Stockpiles - The Answer

The answer is to keep the rain out - then there are none of these problems of stockpile movement and leachate etc.  Keeping rain out has been difficult until now but “Air-beam Roller Stockpile Cover” (ARSC) answers all the issues.  ARSC can be made in sizes to suit your requirements.  ARSCs are made from high performance HDPE/LDPE laminate geotextile using specialist HF welding technology.  The geotextile is rated for at least 5 years’ external use.  An ARSC for a 25 m x 25 m stockpile only weighs about tonne.  The picture sequence on page 3 shows its use.  When the airbeam is inflated it is a rigid cylinder.  The beam has low rolling resistance because of its large diameter, which means that it can be rolled across the stockpile easily.  It only takes 2 people about 15 minutes to roll out the cover and the same time to roll it up.  Rolling means that the cover is not smeared with the material in the stockpile and that it is not ripped if the stockpile contains sharps.

ARSC covered stockpiles are contained and secure; they look professional, eliminate odour and maintain quality so they are easy to spread.  ARSCs are quick to deploy and recover, they are reusable and inexpensive.

ARSC reduces haulage and spreading costs: stockpiles can be sited on more sloping ground or closer to housing than otherwise; this makes more land available.  
ARSC improved quality - in a trial, when the ARSC was taken off a stockpile of digested dewatered biosolids after one month (May-June 2004) when the air temperature had peaked at 28.8C (83.9F) the surface had dried to 28.6%DS from 20%DS and the Escherichia coli content in the surface was only 1.85 log10 per gDS; deeper in the stockpile it was 3.69- 4.07 log10.  ARSC can usefully be part of a HACCP-designed treatment protocol.

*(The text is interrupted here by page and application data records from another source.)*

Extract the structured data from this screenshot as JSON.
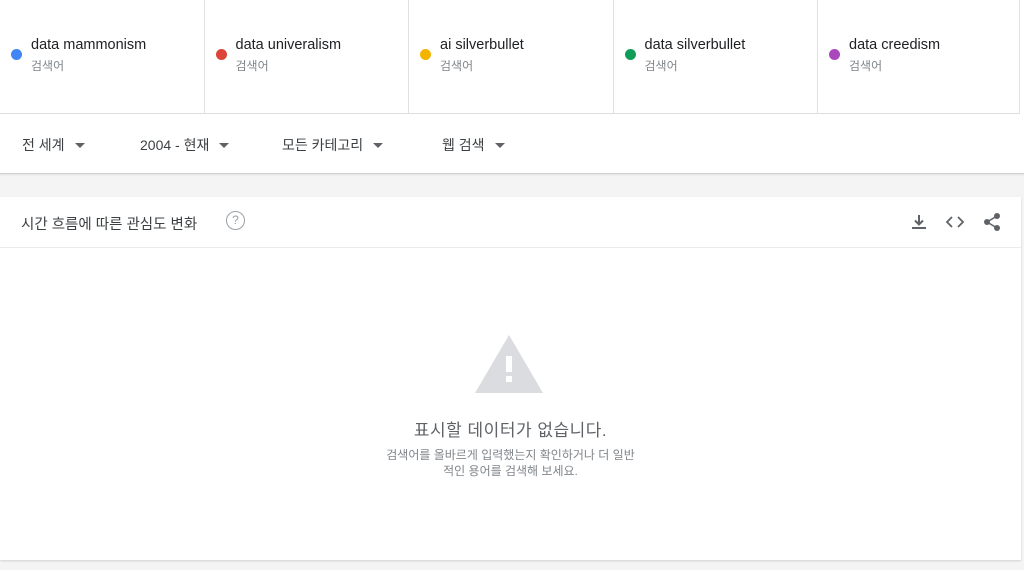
{
  "terms": [
    {
      "name": "data mammonism",
      "sub": "검색어",
      "color": "#4285f4"
    },
    {
      "name": "data univeralism",
      "sub": "검색어",
      "color": "#db4437"
    },
    {
      "name": "ai silverbullet",
      "sub": "검색어",
      "color": "#f4b400"
    },
    {
      "name": "data silverbullet",
      "sub": "검색어",
      "color": "#0f9d58"
    },
    {
      "name": "data creedism",
      "sub": "검색어",
      "color": "#ab47bc"
    }
  ],
  "filters": {
    "region": "전 세계",
    "time": "2004 - 현재",
    "category": "모든 카테고리",
    "search_type": "웹 검색"
  },
  "card": {
    "title": "시간 흐름에 따른 관심도 변화",
    "help": "?"
  },
  "empty": {
    "title": "표시할 데이터가 없습니다.",
    "desc_line1": "검색어를 올바르게 입력했는지 확인하거나 더 일반",
    "desc_line2": "적인 용어를 검색해 보세요."
  }
}
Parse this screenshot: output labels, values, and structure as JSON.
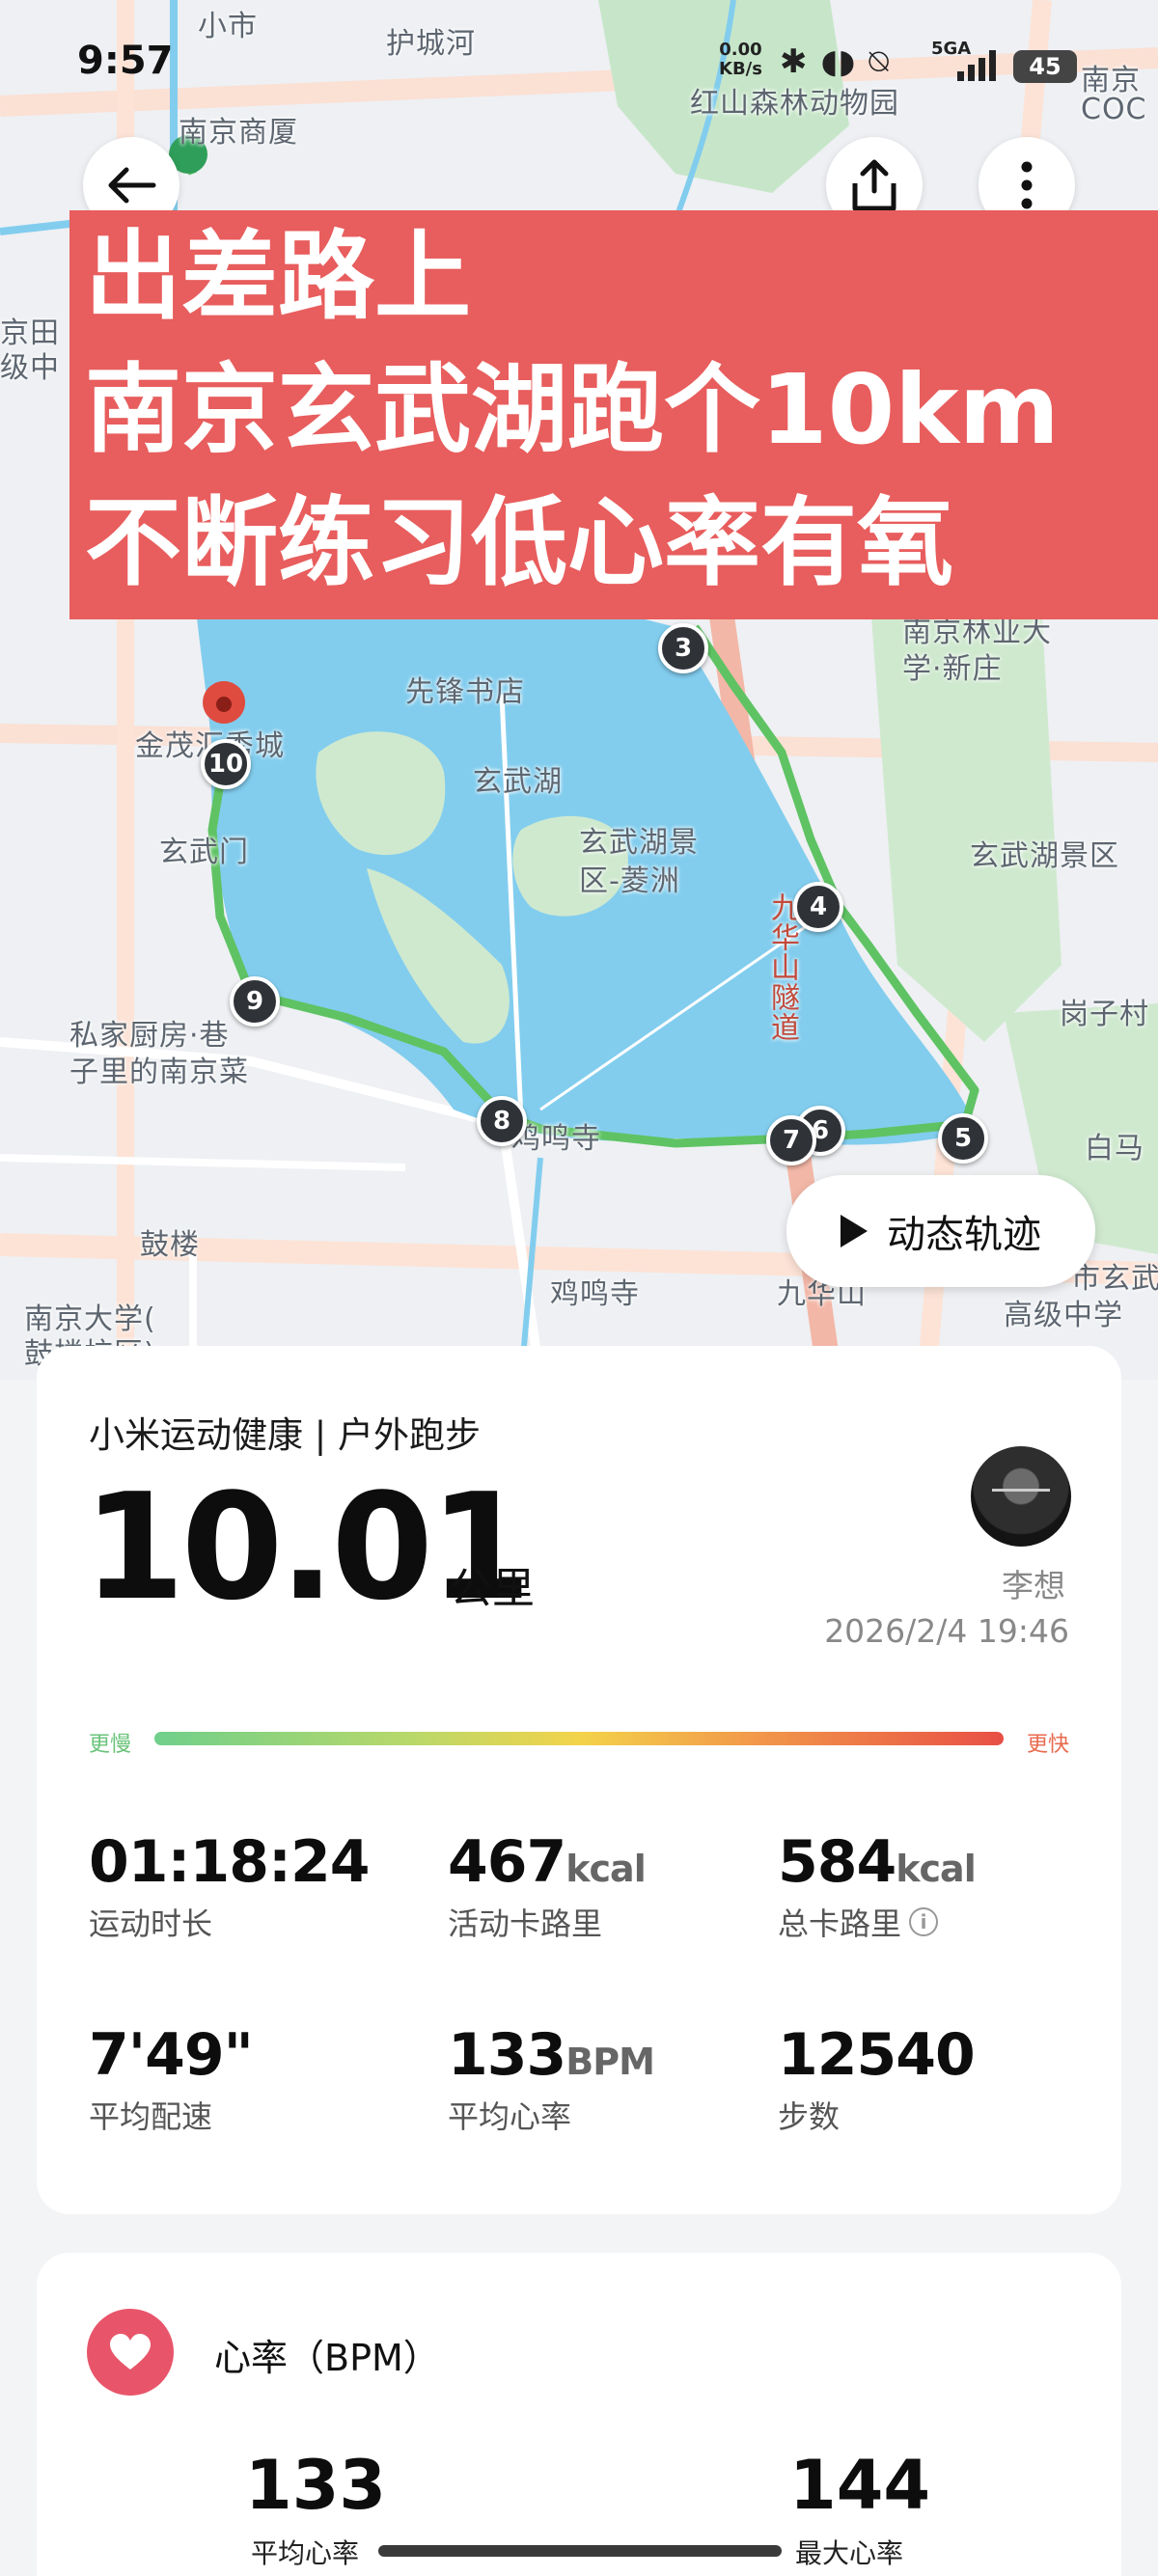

What does ARSC cost? - the prices of ARSCs depend on the sizes and quantities ordered so please contact TIM EVANS ENVIRONMENT to discuss your requirements and ask for a quotation.  Even with conservative assumptions, ARSC only adds 1 / m3 to the total cost over 5 uses and that’s before offsetting savings in haulage, etc.  The breakeven compared with containment with straw bales (which are much less effective) is less than 2 uses.  Using an ARSC is always less expensive than straw incorporation.